Prostate Cancer


I applied for Blue Water compensation for prostate cancer and was deemed eligible. I now have an appointment to determine percentages for disability. How is percentage determined? Do they calculate that I got the cancer in 2008? Or is it just up to date they determine percentages? Thank you for your help.


Jim's Reply:

When an eligible veteran is diagnosed with prostate cancer and he timely files a claim, he'll be rated as 100% disabled on a temporary basis that will stay at 100% until such time as he is treated for the cancer. Once treatment happens the veteran will be reexamined and rated for any conditions that may exist after treatment. Those conditions are usually erectile dysfunction and leaking or urine and a sense of frequency and urgency to urinate that can upset sleep and social habits.

Assuming you've had either surgical or chemo treatment and that your PSA has reached normal levels, your rating will be determined as much as anything by the number of absorbent pads you use each day to control leakage. If you use 6 pads each day, your rating is likely to be 60%. Using 4 pads or 2 pads will rate you at 40% or 20% respectively. If you are awakened at night to urinate or if you must wear pads to sleep, that will be taken into consideration. If you suffer erectile dysfunction you'll be rated separately for a 10% SMC rating. You must emphasize that you have ED or that will be ignored.

Your rating will be effective and you'll be paid from the time that the claim was filed. You will not receive retroactive pay back to the time of your diagnosis unless you had filed a claim then, were denied and you had managed to keep the appeal open all this time. If you have filed previous claims that had been denied in the past, you should speak to a veterans law attorney before doing may be eligible for retro pay in some very limited circumstances.

If you have practiced "watchful waiting" and you haven't had any treatment, your rating should be 100% with a future exam scheduled. Many men today don't jump at treatment since prostate cancer may be very slow growing and we die with the cancer rather than of it. All too often the treatment is worse than the disease and men are avoiding any therapy at all. 

VA doesn't ever seem to accept that men choose no treatment and eventually someone will infer treatment (you took an aspirin) and you'll get a notice that since you've cured your cancer your rating is dropping. If and when this happens (and it will) you must formally file a notice of disagreement and explain that you still have cancer. Calling VA and talking won't get your rating set straight, you must file the paperwork.

Remember that during a C & P exam we don't talk about how well we're doing, we talk about our worst days.
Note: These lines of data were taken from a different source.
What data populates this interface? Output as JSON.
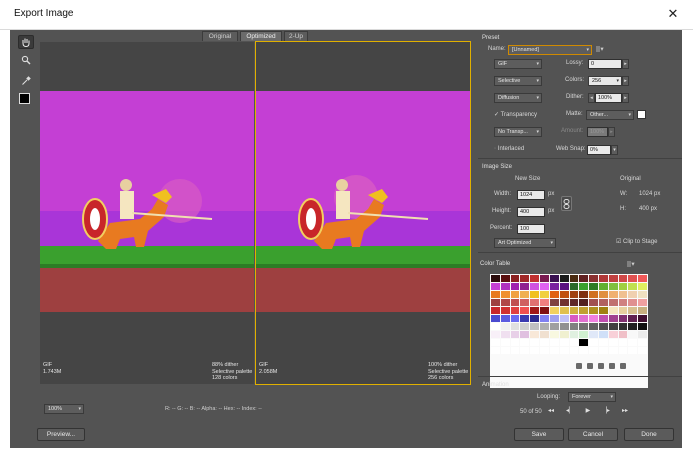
{
  "window": {
    "title": "Export Image",
    "close_label": "✕"
  },
  "tabs": [
    "Original",
    "Optimized",
    "2-Up"
  ],
  "panes": [
    {
      "format": "GIF",
      "size": "1.743M",
      "dither": "88% dither",
      "palette": "Selective palette",
      "colors": "128 colors"
    },
    {
      "format": "GIF",
      "size": "2.058M",
      "dither": "100% dither",
      "palette": "Selective palette",
      "colors": "256 colors"
    }
  ],
  "preset": {
    "heading": "Preset",
    "name_label": "Name:",
    "name_value": "[Unnamed]",
    "format": "GIF",
    "lossy_label": "Lossy:",
    "lossy_value": "0",
    "reduction": "Selective",
    "colors_label": "Colors:",
    "colors_value": "256",
    "dither_algo": "Diffusion",
    "dither_label": "Dither:",
    "dither_value": "100%",
    "transparency_label": "Transparency",
    "matte_label": "Matte:",
    "matte_value": "Other...",
    "transparency_dither": "No Transp...",
    "amount_label": "Amount:",
    "amount_value": "100%",
    "interlaced_label": "Interlaced",
    "websnap_label": "Web Snap:",
    "websnap_value": "0%"
  },
  "image_size": {
    "heading": "Image Size",
    "new_size": "New Size",
    "original": "Original",
    "width_label": "Width:",
    "width_value": "1024",
    "height_label": "Height:",
    "height_value": "400",
    "unit": "px",
    "percent_label": "Percent:",
    "percent_value": "100",
    "orig_w_label": "W:",
    "orig_w_value": "1024 px",
    "orig_h_label": "H:",
    "orig_h_value": "400 px",
    "resample": "Art Optimized",
    "clip_label": "Clip to Stage"
  },
  "color_table": {
    "heading": "Color Table"
  },
  "animation": {
    "heading": "Animation",
    "looping_label": "Looping:",
    "looping_value": "Forever",
    "frame_counter": "50 of 50"
  },
  "footer": {
    "zoom": "100%",
    "channels": "R: --   G: --   B: --   Alpha: --   Hex: --   Index: --",
    "preview_label": "Preview...",
    "save_label": "Save",
    "cancel_label": "Cancel",
    "done_label": "Done"
  },
  "colors": {
    "accent": "#e0b000",
    "sky": "#c43fd4",
    "ground": "#9e4040",
    "grass": "#3aa02e"
  }
}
That isn't to say we should magnify any symptoms but when asked "How are you?", our reply shouldn't be, "Never better doc...I feel great!" Good luck.